Aim of the task:
What is the count of lines in the data that hold the string "crucial"? State the number alone.

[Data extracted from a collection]
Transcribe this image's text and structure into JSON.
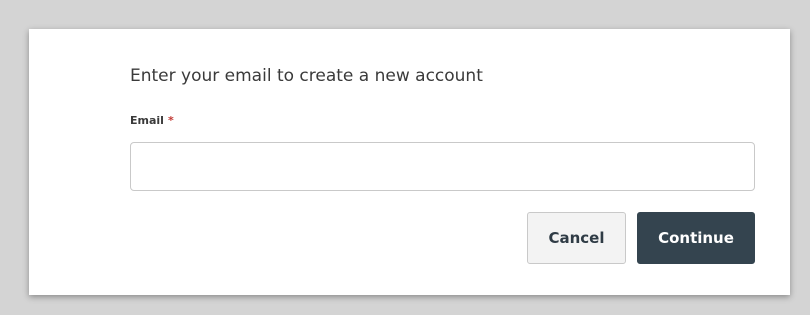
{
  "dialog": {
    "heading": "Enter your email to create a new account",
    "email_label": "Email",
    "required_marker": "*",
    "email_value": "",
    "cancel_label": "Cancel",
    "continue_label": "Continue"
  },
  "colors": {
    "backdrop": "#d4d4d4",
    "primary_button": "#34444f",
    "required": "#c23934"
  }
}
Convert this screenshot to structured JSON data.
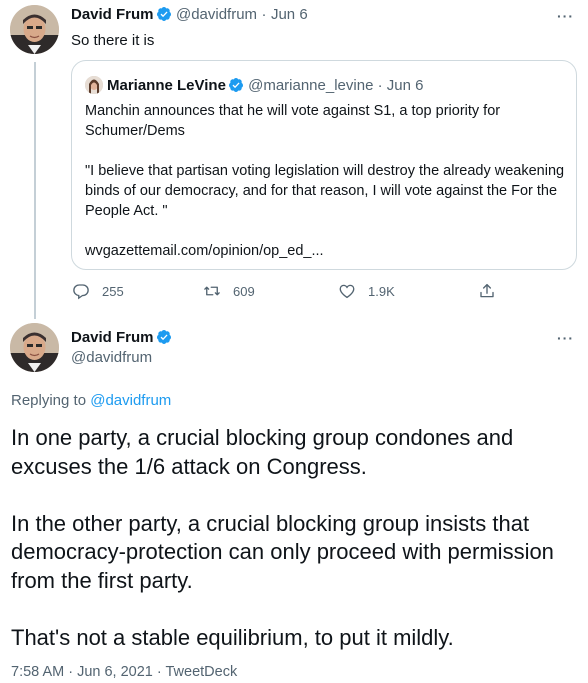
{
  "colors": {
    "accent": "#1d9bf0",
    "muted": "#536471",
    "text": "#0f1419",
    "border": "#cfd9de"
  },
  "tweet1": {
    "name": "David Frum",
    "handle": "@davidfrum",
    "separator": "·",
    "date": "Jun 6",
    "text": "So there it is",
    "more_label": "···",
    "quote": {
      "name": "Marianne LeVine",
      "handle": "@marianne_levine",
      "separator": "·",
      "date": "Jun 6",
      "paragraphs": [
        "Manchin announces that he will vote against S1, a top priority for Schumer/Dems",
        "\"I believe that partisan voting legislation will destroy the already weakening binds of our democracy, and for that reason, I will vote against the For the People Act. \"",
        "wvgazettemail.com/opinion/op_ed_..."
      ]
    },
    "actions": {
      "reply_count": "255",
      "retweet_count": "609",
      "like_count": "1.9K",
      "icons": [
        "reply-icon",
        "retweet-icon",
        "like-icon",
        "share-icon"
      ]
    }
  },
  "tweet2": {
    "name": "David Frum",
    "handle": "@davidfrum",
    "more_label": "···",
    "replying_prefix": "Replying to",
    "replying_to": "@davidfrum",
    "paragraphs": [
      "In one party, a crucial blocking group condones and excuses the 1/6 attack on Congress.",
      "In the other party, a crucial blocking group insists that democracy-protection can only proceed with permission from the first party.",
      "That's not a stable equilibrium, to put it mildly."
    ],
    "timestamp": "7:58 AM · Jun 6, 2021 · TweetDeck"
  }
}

The answer:
2